World News Brief, Thursday April 10

Indonesia counts votes in parliamentary election; Japan and US trade officials meet; 24 killed in Islamabad shopping mall terror attack; new French PM passes confidence vote; and more 

Top of the Agenda

Indonesia Counts Votes in Crucial Power Transition

Indonesia voted for a new parliament on Wednesday as the world's third-largest democracy faces a crucial transition of power. Initial poll results showed the main opposition party, the Indonesian Democratic Party-Struggle, in the lead (FT). With President Susilo Bambang Yudhoyono stepping down in October after reaching his two-term limit, Indonesians are choosing a new House of Representatives—a process that takes place every five years (Reuters) and determines which parties can nominate candidates for July's highly-anticipated presidential election. The main opposition's presidential candidate, Joko Widodo, the popular governor of Jakarta, is leading national polls (NYT) and has pledged a "more people-centric" style of governance.


"As Bakrie calls on the ghost of Suharto, Jokowi is rekindling the idealist Sukarno of the independence era, when many saw Indonesia as having a bright future—while, at the same time, blazing his own identity," writes Nithin Coca for al-Jazeera.

"Behind the razzmatazz of the election, a bit more is at stake than how well Jokowi's party fares. The lower house is not the rubber-stamp institution it was under Suharto. Indonesia's next president will have to work with it, not least to pass a $160 billion-odd budget," writes the Economist.

"Southeast Asia's biggest economy has thrived since recovering from the Asian financial crisis of 1997-98 but it faces a growing list of challenges, from rising social inequality to entrenched corruption and overstretched infrastructure to slowing economic growth," writes Ben Bland for the Financial Times.


Pacific Rim

Japan, U.S. Talk TPP

Japanese and U.S. trade officials met Wednesday to discuss outstanding issues (Japan Times) surrounding the Trans-Pacific Partnership, including Japanese tariffs on farm goods and auto trade concerns. The bid to break the stalemate comes ahead of U.S. president Barack Obama's visit to Tokyo in two weeks.
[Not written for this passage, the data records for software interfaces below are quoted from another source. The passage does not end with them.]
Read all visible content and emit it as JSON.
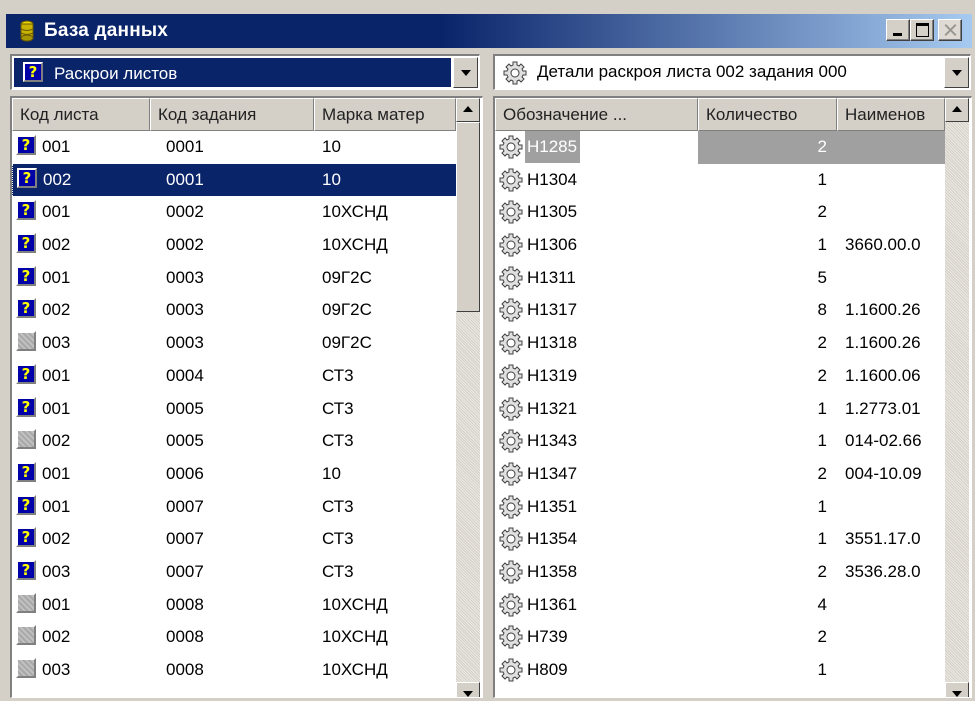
{
  "window": {
    "title": "База данных",
    "icon": "database-icon"
  },
  "left": {
    "combo_label": "Раскрои листов",
    "columns": [
      "Код листа",
      "Код задания",
      "Марка матер"
    ],
    "rows": [
      {
        "code": "001",
        "task": "0001",
        "mat": "10",
        "icon": "question"
      },
      {
        "code": "002",
        "task": "0001",
        "mat": "10",
        "icon": "question",
        "selected": true
      },
      {
        "code": "001",
        "task": "0002",
        "mat": "10ХСНД",
        "icon": "question"
      },
      {
        "code": "002",
        "task": "0002",
        "mat": "10ХСНД",
        "icon": "question"
      },
      {
        "code": "001",
        "task": "0003",
        "mat": "09Г2С",
        "icon": "question"
      },
      {
        "code": "002",
        "task": "0003",
        "mat": "09Г2С",
        "icon": "question"
      },
      {
        "code": "003",
        "task": "0003",
        "mat": "09Г2С",
        "icon": "blank"
      },
      {
        "code": "001",
        "task": "0004",
        "mat": "СТ3",
        "icon": "question"
      },
      {
        "code": "001",
        "task": "0005",
        "mat": "СТ3",
        "icon": "question"
      },
      {
        "code": "002",
        "task": "0005",
        "mat": "СТ3",
        "icon": "blank"
      },
      {
        "code": "001",
        "task": "0006",
        "mat": "10",
        "icon": "question"
      },
      {
        "code": "001",
        "task": "0007",
        "mat": "СТ3",
        "icon": "question"
      },
      {
        "code": "002",
        "task": "0007",
        "mat": "СТ3",
        "icon": "question"
      },
      {
        "code": "003",
        "task": "0007",
        "mat": "СТ3",
        "icon": "question"
      },
      {
        "code": "001",
        "task": "0008",
        "mat": "10ХСНД",
        "icon": "blank"
      },
      {
        "code": "002",
        "task": "0008",
        "mat": "10ХСНД",
        "icon": "blank"
      },
      {
        "code": "003",
        "task": "0008",
        "mat": "10ХСНД",
        "icon": "blank"
      }
    ]
  },
  "right": {
    "combo_label": "Детали раскроя листа 002 задания 000",
    "columns": [
      "Обозначение ...",
      "Количество",
      "Наименов"
    ],
    "rows": [
      {
        "des": "Н1285",
        "qty": "2",
        "name": "",
        "selected": true
      },
      {
        "des": "Н1304",
        "qty": "1",
        "name": ""
      },
      {
        "des": "Н1305",
        "qty": "2",
        "name": ""
      },
      {
        "des": "Н1306",
        "qty": "1",
        "name": "3660.00.0"
      },
      {
        "des": "Н1311",
        "qty": "5",
        "name": ""
      },
      {
        "des": "Н1317",
        "qty": "8",
        "name": "1.1600.26"
      },
      {
        "des": "Н1318",
        "qty": "2",
        "name": "1.1600.26"
      },
      {
        "des": "Н1319",
        "qty": "2",
        "name": "1.1600.06"
      },
      {
        "des": "Н1321",
        "qty": "1",
        "name": "1.2773.01"
      },
      {
        "des": "Н1343",
        "qty": "1",
        "name": "014-02.66"
      },
      {
        "des": "Н1347",
        "qty": "2",
        "name": "004-10.09"
      },
      {
        "des": "Н1351",
        "qty": "1",
        "name": ""
      },
      {
        "des": "Н1354",
        "qty": "1",
        "name": "3551.17.0"
      },
      {
        "des": "Н1358",
        "qty": "2",
        "name": "3536.28.0"
      },
      {
        "des": "Н1361",
        "qty": "4",
        "name": ""
      },
      {
        "des": "Н739",
        "qty": "2",
        "name": ""
      },
      {
        "des": "Н809",
        "qty": "1",
        "name": ""
      }
    ]
  },
  "colors": {
    "title_active": "#0a246a",
    "selection": "#0a246a",
    "face": "#d4d0c8",
    "question_icon_bg": "#0000a8",
    "question_icon_fg": "#ffff00"
  }
}
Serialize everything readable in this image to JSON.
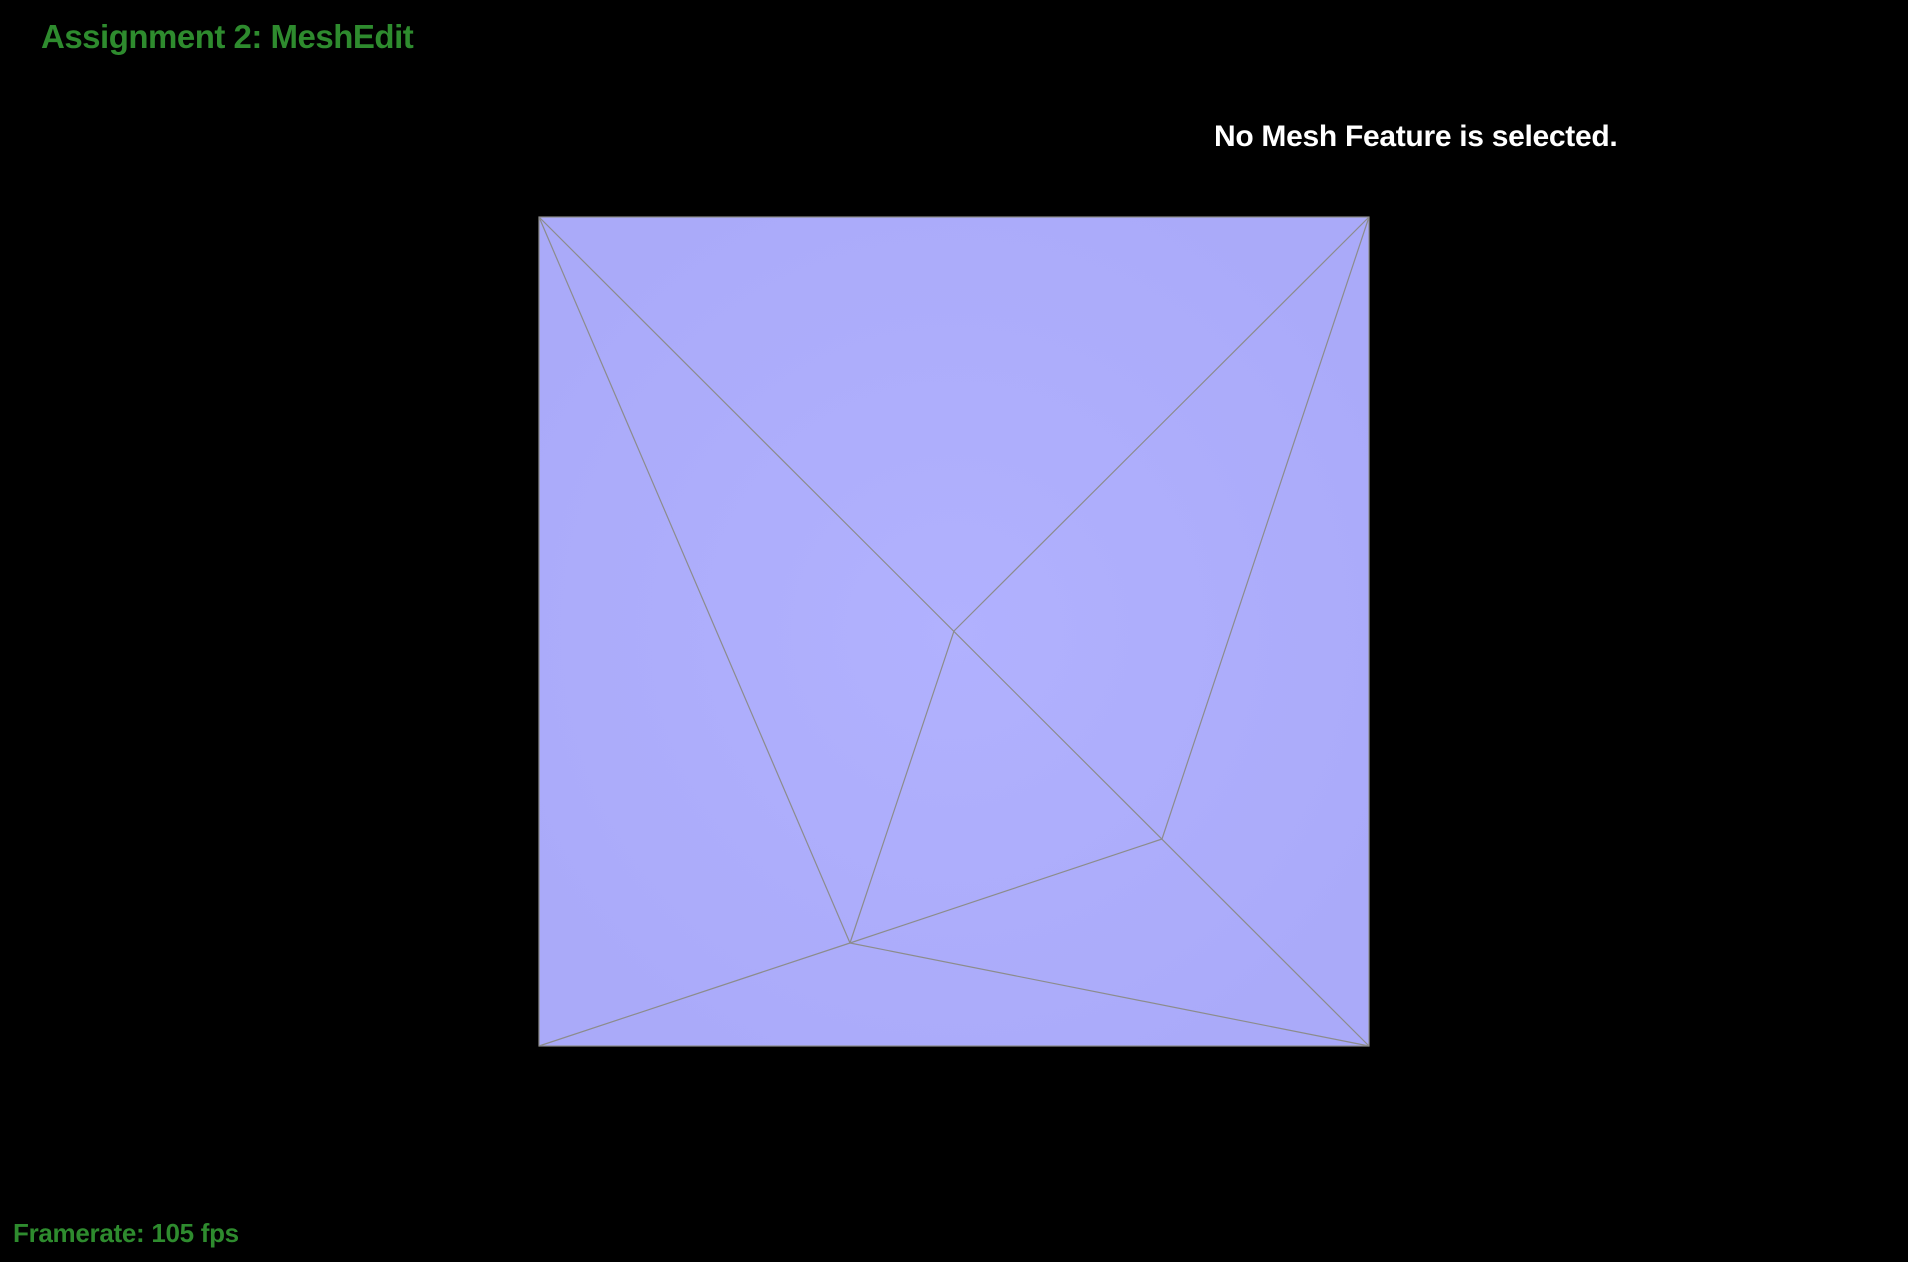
{
  "app": {
    "title": "Assignment 2: MeshEdit"
  },
  "hud": {
    "selection_status": "No Mesh Feature is selected.",
    "framerate": "Framerate: 105 fps"
  },
  "mesh": {
    "fill_color": "#afaffd",
    "edge_color": "#8c8c8c",
    "background_color": "#000000",
    "title_color": "#2e8b2e"
  }
}
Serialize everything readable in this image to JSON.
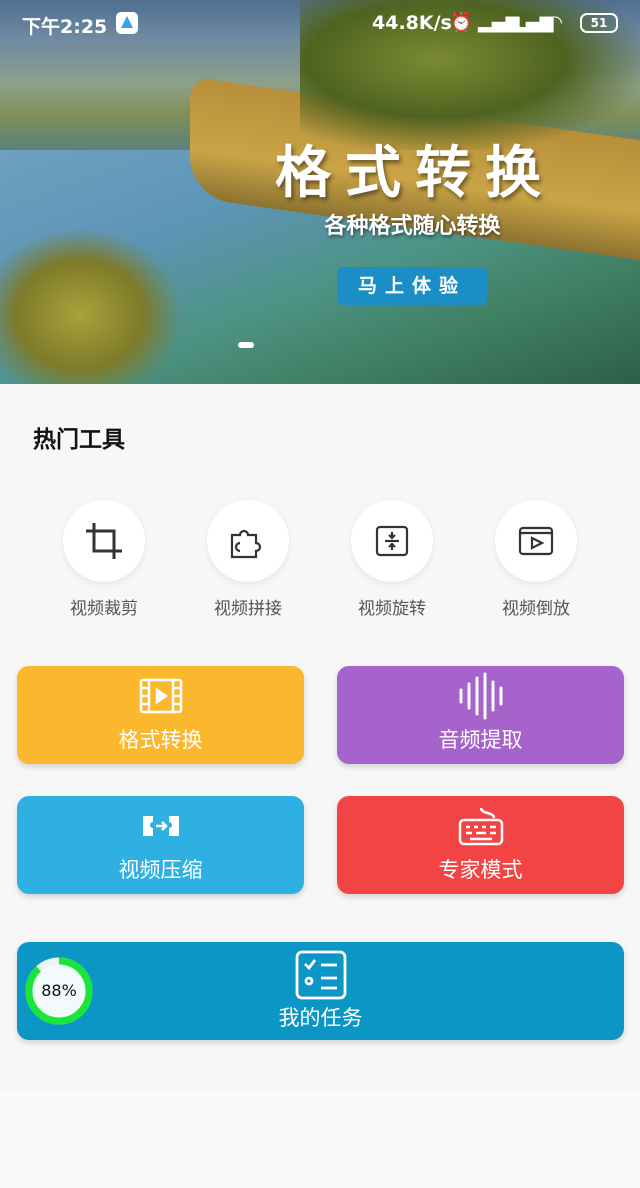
{
  "status_bar": {
    "time": "下午2:25",
    "net_speed": "44.8K/s",
    "battery": "51"
  },
  "banner": {
    "title": "格式转换",
    "subtitle": "各种格式随心转换",
    "cta": "马上体验"
  },
  "hot_tools": {
    "title": "热门工具",
    "items": [
      {
        "label": "视频裁剪",
        "icon": "crop-icon"
      },
      {
        "label": "视频拼接",
        "icon": "puzzle-icon"
      },
      {
        "label": "视频旋转",
        "icon": "rotate-icon"
      },
      {
        "label": "视频倒放",
        "icon": "reverse-play-icon"
      }
    ]
  },
  "cards": [
    {
      "label": "格式转换",
      "icon": "film-icon",
      "color": "#fbb72d"
    },
    {
      "label": "音频提取",
      "icon": "soundwave-icon",
      "color": "#a663cc"
    },
    {
      "label": "视频压缩",
      "icon": "compress-icon",
      "color": "#2fb0e3"
    },
    {
      "label": "专家模式",
      "icon": "keyboard-icon",
      "color": "#f24444"
    }
  ],
  "task": {
    "label": "我的任务",
    "progress_text": "88%",
    "progress": 0.88,
    "color": "#0b96c6",
    "ring_color": "#19e639"
  }
}
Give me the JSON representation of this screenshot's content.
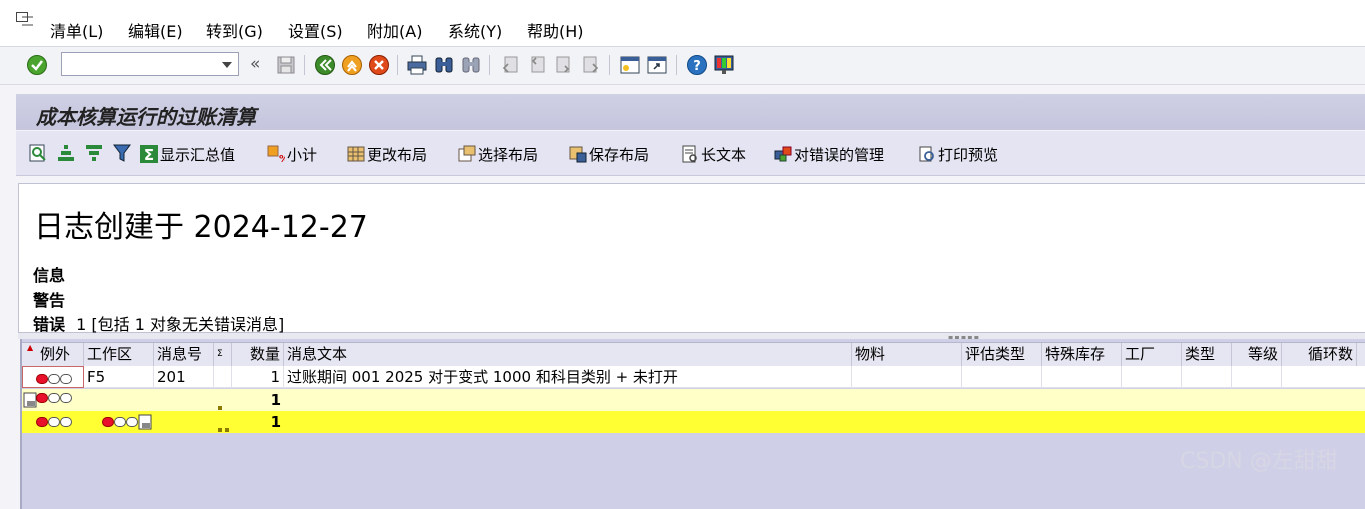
{
  "menu": {
    "items": [
      "清单(L)",
      "编辑(E)",
      "转到(G)",
      "设置(S)",
      "附加(A)",
      "系统(Y)",
      "帮助(H)"
    ]
  },
  "toolbar": {
    "command_field_value": "",
    "collapse_glyph": "«",
    "icons": [
      "ok-check-icon",
      "save-icon",
      "back-icon",
      "exit-icon",
      "cancel-icon",
      "print-icon",
      "find-icon",
      "find-next-icon",
      "first-page-icon",
      "previous-page-icon",
      "next-page-icon",
      "last-page-icon",
      "create-session-icon",
      "shortcut-icon",
      "help-icon",
      "layout-menu-icon"
    ]
  },
  "title": "成本核算运行的过账清算",
  "alv_toolbar": {
    "buttons": [
      {
        "label": "显示汇总值",
        "icon": "sum-icon"
      },
      {
        "label": "小计",
        "icon": "subtotal-icon"
      },
      {
        "label": "更改布局",
        "icon": "change-layout-icon"
      },
      {
        "label": "选择布局",
        "icon": "select-layout-icon"
      },
      {
        "label": "保存布局",
        "icon": "save-layout-icon"
      },
      {
        "label": "长文本",
        "icon": "long-text-icon"
      },
      {
        "label": "对错误的管理",
        "icon": "error-management-icon"
      },
      {
        "label": "打印预览",
        "icon": "print-preview-icon"
      }
    ]
  },
  "header": {
    "log_title": "日志创建于 2024-12-27",
    "info_label": "信息",
    "warning_label": "警告",
    "error_label": "错误",
    "error_text": "1 [包括 1 对象无关错误消息]"
  },
  "grid": {
    "columns": [
      "例外",
      "工作区",
      "消息号",
      "Σ",
      "数量",
      "消息文本",
      "物料",
      "评估类型",
      "特殊库存",
      "工厂",
      "类型",
      "等级",
      "循环数"
    ],
    "rows": [
      {
        "area": "F5",
        "msg_no": "201",
        "qty": "1",
        "text": "过账期间 001 2025 对于变式 1000 和科目类别 + 未打开"
      }
    ],
    "subtotal_qty": "1",
    "total_qty": "1"
  },
  "watermark": "CSDN @左甜甜"
}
This CFR interview delves into Japan's push for the TPP.


24 killed in Islamabad shopping mall attack

New French PM passes confidence vote

This is an excerpt of the Daily News Brief. The full version is available on